── Extracted records ──

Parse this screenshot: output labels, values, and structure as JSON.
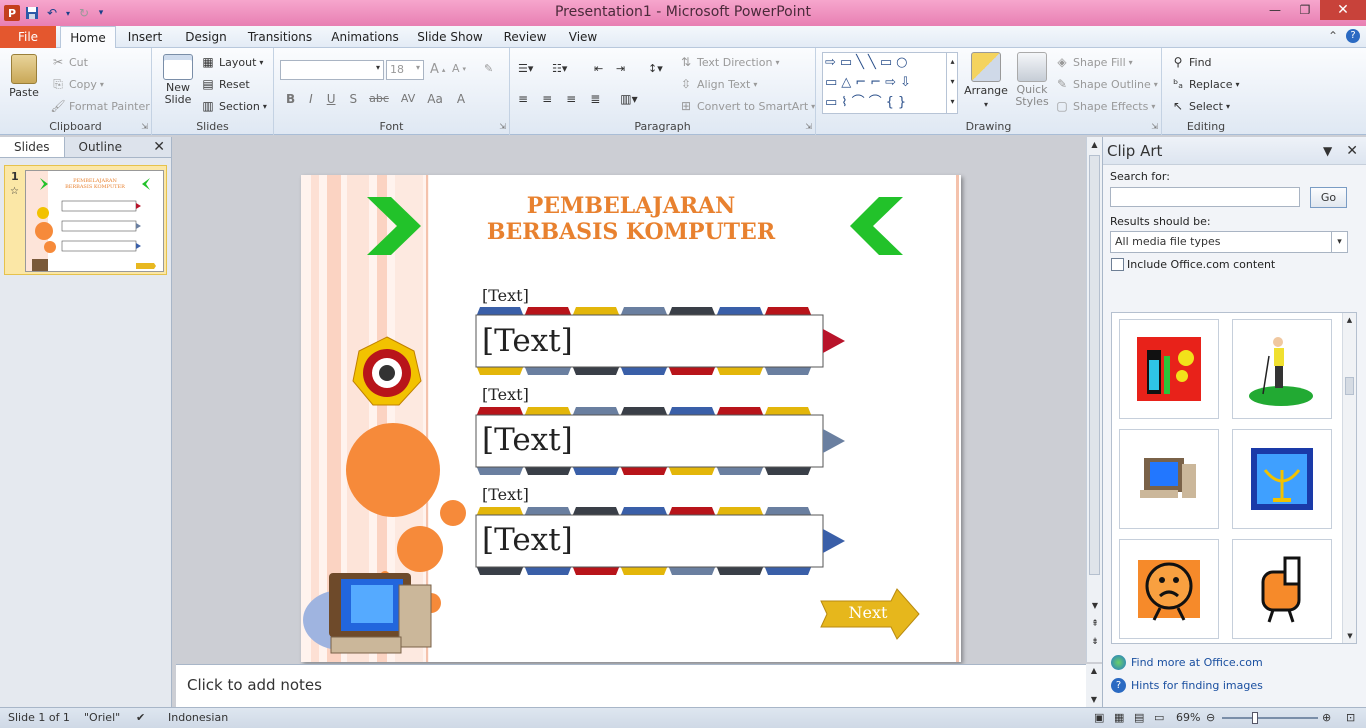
{
  "window": {
    "title": "Presentation1 - Microsoft PowerPoint"
  },
  "tabs": {
    "file": "File",
    "home": "Home",
    "insert": "Insert",
    "design": "Design",
    "transitions": "Transitions",
    "animations": "Animations",
    "slideshow": "Slide Show",
    "review": "Review",
    "view": "View"
  },
  "ribbon": {
    "clipboard": {
      "label": "Clipboard",
      "paste": "Paste",
      "cut": "Cut",
      "copy": "Copy",
      "format_painter": "Format Painter"
    },
    "slides": {
      "label": "Slides",
      "new_slide": "New Slide",
      "layout": "Layout",
      "reset": "Reset",
      "section": "Section"
    },
    "font": {
      "label": "Font",
      "size": "18"
    },
    "paragraph": {
      "label": "Paragraph",
      "text_direction": "Text Direction",
      "align_text": "Align Text",
      "convert_smartart": "Convert to SmartArt"
    },
    "drawing": {
      "label": "Drawing",
      "arrange": "Arrange",
      "quick_styles": "Quick Styles",
      "shape_fill": "Shape Fill",
      "shape_outline": "Shape Outline",
      "shape_effects": "Shape Effects"
    },
    "editing": {
      "label": "Editing",
      "find": "Find",
      "replace": "Replace",
      "select": "Select"
    }
  },
  "panel": {
    "tab_slides": "Slides",
    "tab_outline": "Outline",
    "slide_number": "1"
  },
  "slide": {
    "title_line1": "PEMBELAJARAN",
    "title_line2": "BERBASIS KOMPUTER",
    "items": [
      {
        "label": "[Text]",
        "box": "[Text]"
      },
      {
        "label": "[Text]",
        "box": "[Text]"
      },
      {
        "label": "[Text]",
        "box": "[Text]"
      }
    ],
    "next": "Next",
    "colors": {
      "title": "#e8812f",
      "chevron": "#22c22a",
      "circle": "#f68a3a",
      "arrow_red": "#b8142a",
      "arrow_blue": "#3a5fa8",
      "arrow_gray": "#6a7fa0"
    }
  },
  "notes": {
    "placeholder": "Click to add notes"
  },
  "clipart": {
    "title": "Clip Art",
    "search_label": "Search for:",
    "search_value": "",
    "go": "Go",
    "results_label": "Results should be:",
    "results_value": "All media file types",
    "include_office": "Include Office.com content",
    "find_more": "Find more at Office.com",
    "hints": "Hints for finding images"
  },
  "status": {
    "slide_info": "Slide 1 of 1",
    "theme": "\"Oriel\"",
    "language": "Indonesian",
    "zoom": "69%"
  }
}
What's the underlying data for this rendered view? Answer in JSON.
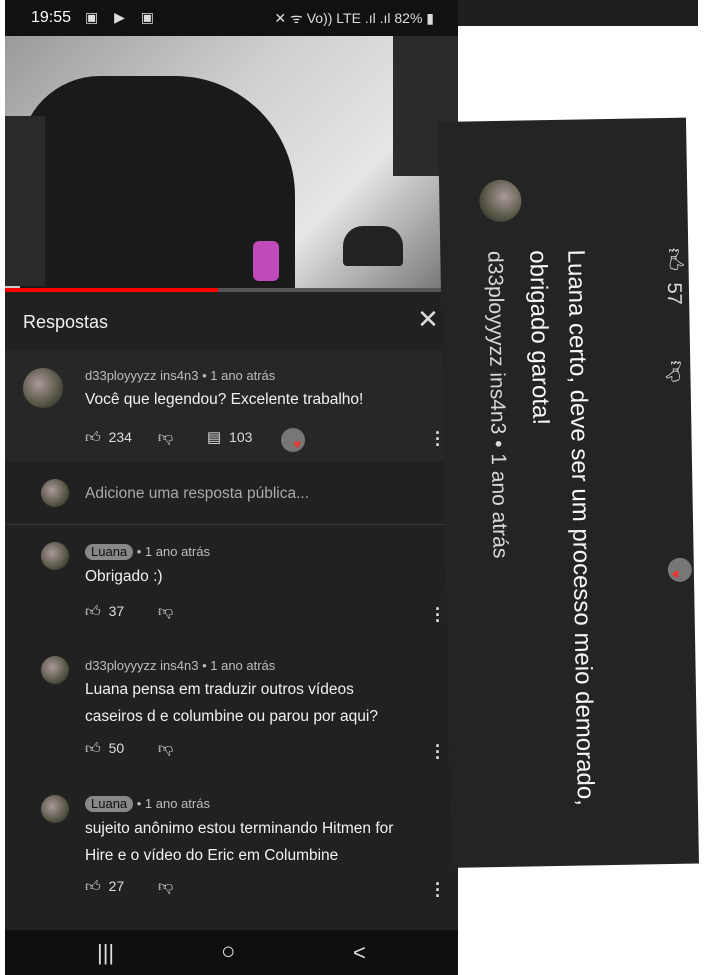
{
  "status_bar": {
    "time": "19:55",
    "left_icons": "▣ ▶ ▣",
    "right_icons": "✕ ᯤ Vo)) LTE .ıl .ıl",
    "battery": "82%"
  },
  "video": {
    "progress_percent": 47
  },
  "panel": {
    "title": "Respostas",
    "close_icon": "close-icon"
  },
  "parent_comment": {
    "author": "d33ployyyzz ins4n3",
    "time": " • 1 ano atrás",
    "text": "Você que legendou? Excelente trabalho!",
    "likes": "234",
    "replies": "103"
  },
  "reply_input": {
    "placeholder": "Adicione uma resposta pública..."
  },
  "replies": [
    {
      "author": "Luana",
      "badge": true,
      "time": " • 1 ano atrás",
      "text": "Obrigado :)",
      "likes": "37"
    },
    {
      "author": "d33ployyyzz ins4n3",
      "badge": false,
      "time": " • 1 ano atrás",
      "text_lines": [
        "Luana pensa em traduzir outros vídeos",
        "caseiros d e columbine ou parou por aqui?"
      ],
      "likes": "50"
    },
    {
      "author": "Luana",
      "badge": true,
      "time": " • 1 ano atrás",
      "text_lines": [
        "sujeito anônimo estou terminando Hitmen for",
        "Hire e o vídeo do Eric em Columbine"
      ],
      "likes": "27"
    }
  ],
  "rotated_comment": {
    "author": "d33ployyyzz ins4n3",
    "time": " • 1 ano atrás",
    "text": "Luana certo, deve ser um processo meio demorado, obrigado garota!",
    "likes": "57"
  },
  "nav_bar": {
    "recent": "|||",
    "home": "○",
    "back": "<"
  }
}
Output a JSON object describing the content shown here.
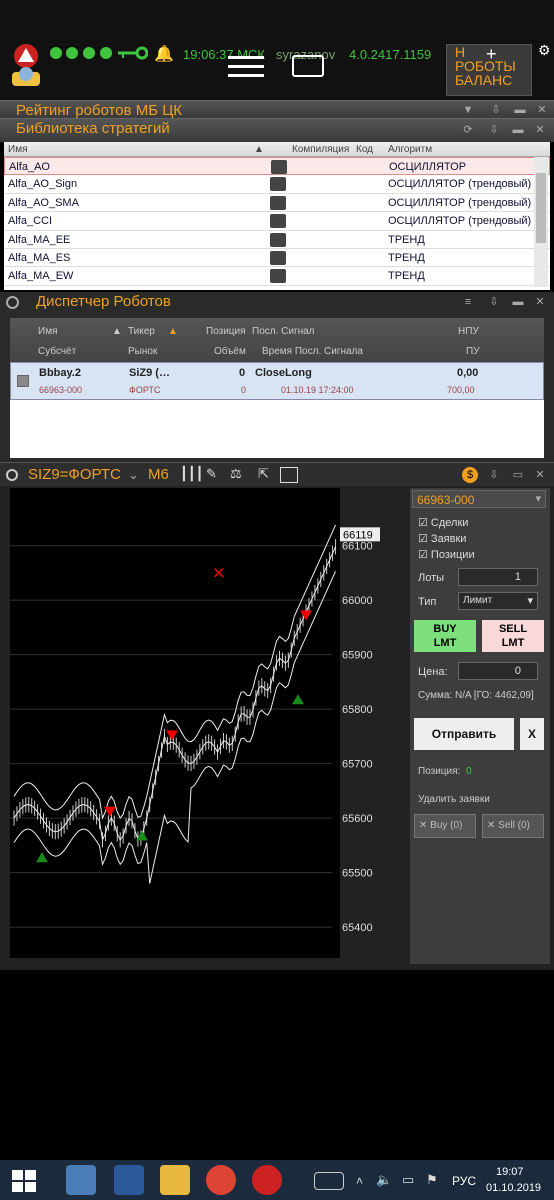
{
  "topbar": {
    "clock": "19:06:37 МСК",
    "user": "syrazanov",
    "version": "4.0.2417.1159",
    "right_btn_lines": [
      "Н",
      "РОБОТЫ",
      "БАЛАНС"
    ]
  },
  "panels": {
    "rating_title": "Рейтинг роботов МБ ЦК",
    "library_title": "Библиотека стратегий",
    "dispatcher_title": "Диспетчер Роботов"
  },
  "strategy_table": {
    "headers": {
      "name": "Имя",
      "compile": "Компиляция",
      "code": "Код",
      "algo": "Алгоритм"
    },
    "rows": [
      {
        "name": "Alfa_AO",
        "algo": "ОСЦИЛЛЯТОР"
      },
      {
        "name": "Alfa_AO_Sign",
        "algo": "ОСЦИЛЛЯТОР (трендовый)"
      },
      {
        "name": "Alfa_AO_SMA",
        "algo": "ОСЦИЛЛЯТОР (трендовый)"
      },
      {
        "name": "Alfa_CCI",
        "algo": "ОСЦИЛЛЯТОР (трендовый)"
      },
      {
        "name": "Alfa_MA_EE",
        "algo": "ТРЕНД"
      },
      {
        "name": "Alfa_MA_ES",
        "algo": "ТРЕНД"
      },
      {
        "name": "Alfa_MA_EW",
        "algo": "ТРЕНД"
      }
    ],
    "btn_label": "..."
  },
  "robot_table": {
    "headers": {
      "name": "Имя",
      "ticker": "Тикер",
      "position": "Позиция",
      "last_signal": "Посл. Сигнал",
      "npu": "НПУ",
      "subaccount": "Субсчёт",
      "market": "Рынок",
      "volume": "Объём",
      "last_signal_time": "Время Посл. Сигнала",
      "pu": "ПУ"
    },
    "row": {
      "name": "Bbbay.2",
      "ticker": "SiZ9 (…",
      "position": "0",
      "last_signal": "CloseLong",
      "npu": "0,00",
      "subaccount": "66963-000",
      "market": "ФОРТС",
      "volume": "0",
      "last_signal_time": "01.10.19 17:24:00",
      "pu": "700,00"
    }
  },
  "chart_window": {
    "title": "SIZ9=ФОРТС",
    "timeframe": "M6"
  },
  "chart_data": {
    "type": "candlestick",
    "price_labels": [
      "66100",
      "66000",
      "65900",
      "65800",
      "65700",
      "65600",
      "65500",
      "65400"
    ],
    "last_price": "66119",
    "ylim": [
      65380,
      66160
    ]
  },
  "side_panel": {
    "account": "66963-000",
    "chk_deals": "Сделки",
    "chk_orders": "Заявки",
    "chk_positions": "Позиции",
    "lots_label": "Лоты",
    "lots_value": "1",
    "type_label": "Тип",
    "type_value": "Лимит",
    "buy_line1": "BUY",
    "buy_line2": "LMT",
    "sell_line1": "SELL",
    "sell_line2": "LMT",
    "price_label": "Цена:",
    "price_value": "0",
    "sum_text": "Сумма: N/A [ГО: 4462,09]",
    "send_label": "Отправить",
    "close_label": "X",
    "position_label": "Позиция:",
    "position_value": "0",
    "delete_orders": "Удалить заявки",
    "buy_count": "Buy (0)",
    "sell_count": "Sell (0)"
  },
  "taskbar": {
    "lang": "РУС",
    "time": "19:07",
    "date": "01.10.2019"
  }
}
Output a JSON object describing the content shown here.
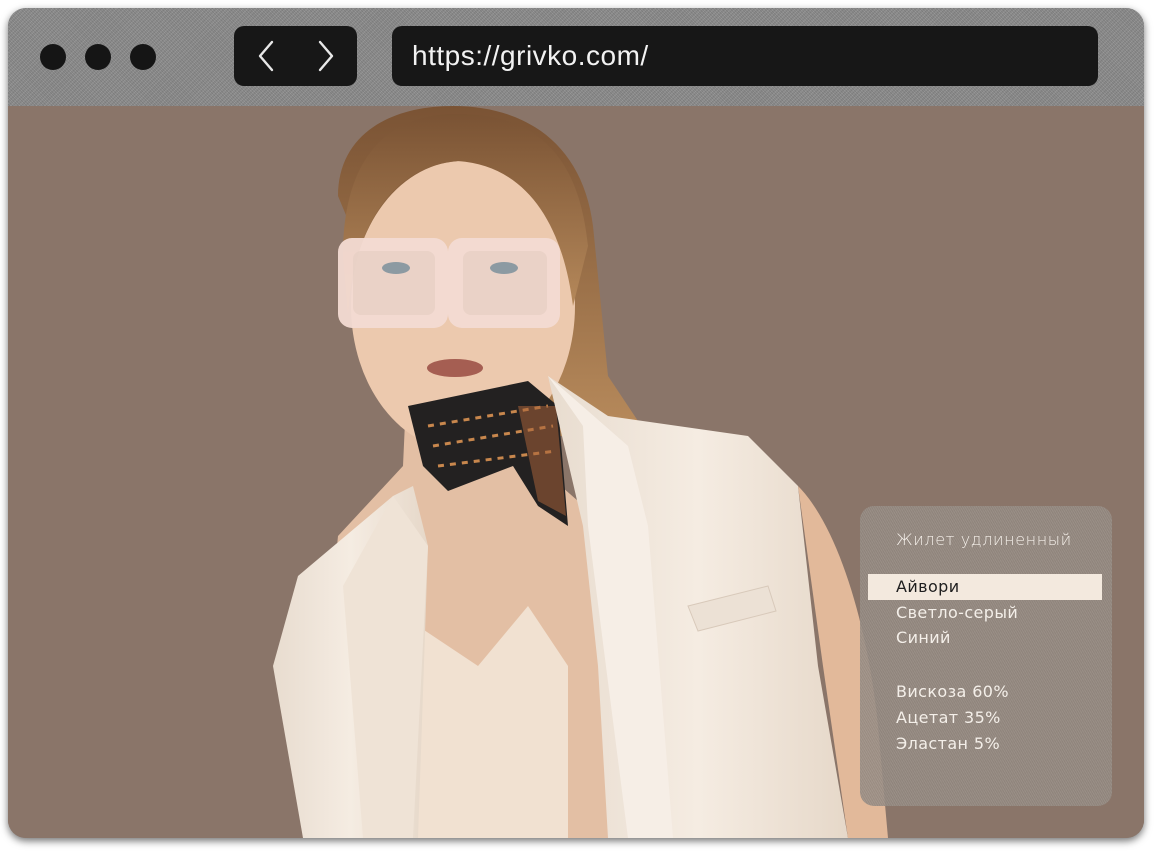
{
  "browser": {
    "url": "https://grivko.com/",
    "back_icon": "chevron-left-icon",
    "forward_icon": "chevron-right-icon"
  },
  "product_panel": {
    "title": "Жилет удлиненный",
    "colors": [
      {
        "label": "Айвори",
        "selected": true
      },
      {
        "label": "Светло-серый",
        "selected": false
      },
      {
        "label": "Синий",
        "selected": false
      }
    ],
    "composition": [
      "Вискоза 60%",
      "Ацетат 35%",
      "Эластан 5%"
    ]
  },
  "colors": {
    "background": "#8a7569",
    "selected_option": "#f3e9de",
    "vest": "#f1e6da",
    "titlebar": "#8c8c8c"
  }
}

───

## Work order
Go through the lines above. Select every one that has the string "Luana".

## The completed task
      "author": "Luana",
        "Luana pensa em traduzir outros vídeos",
      "author": "Luana",
    "text": "Luana certo, deve ser um processo meio demorado, obrigado garota!",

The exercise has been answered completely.